Venturi, Conway’s old team, have confirmed French open-wheel veteran turned occasional sports car racer Tom Dillmann as a fill-in driver for Maro Engel at Paris, and will thus make his series debut. Engel is racing for Mercedes in DTM, while Loic Duval is racing for Audi at the EuroSpeedway Lausitz the same weekend.

Dillmann has driven the Venturi VM200-FE-02 before, standing in for Stephane Sarrazin for the shakedown in last month’s Mexico City ePrix as Sarrazin was en route to Mexico from the FIA World Endurance Championship Prologue test in Monza.

He’s an F3, GP2 and WEC race winner already. The 28-year-old Frenchman is understandably keen to impress on debut.
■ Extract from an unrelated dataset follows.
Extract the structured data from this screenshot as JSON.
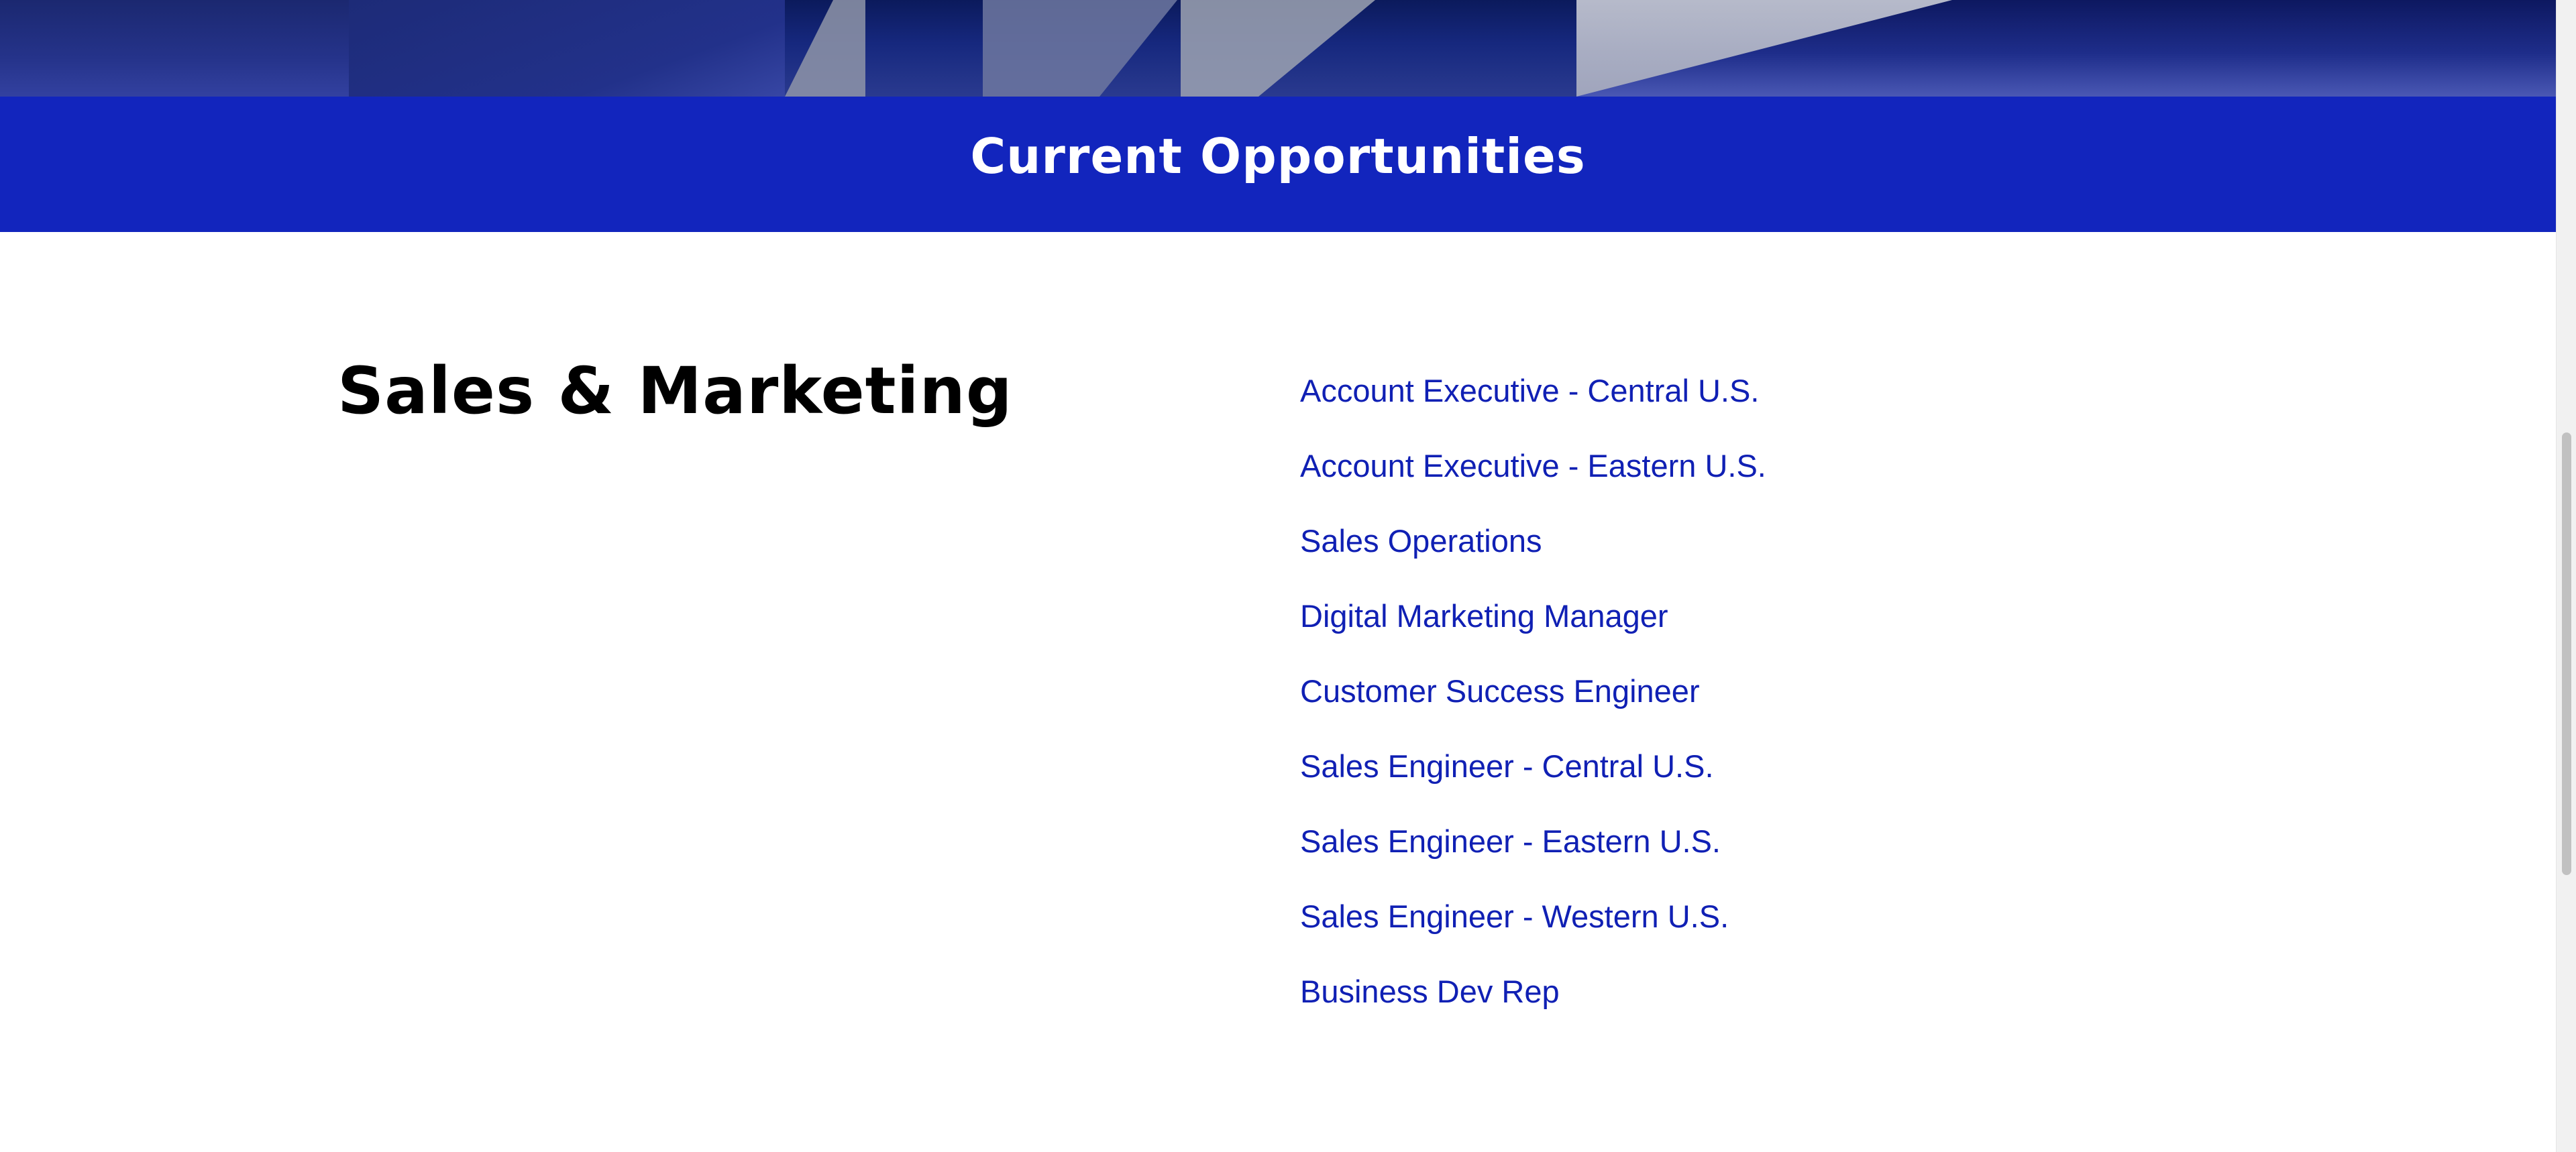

“Formula E is an exciting place to be for a driver – with thrilling motor racing and interesting technical developments. It goes without saying that it’s my goal to contest a full season in this series in the future,” he said in a release.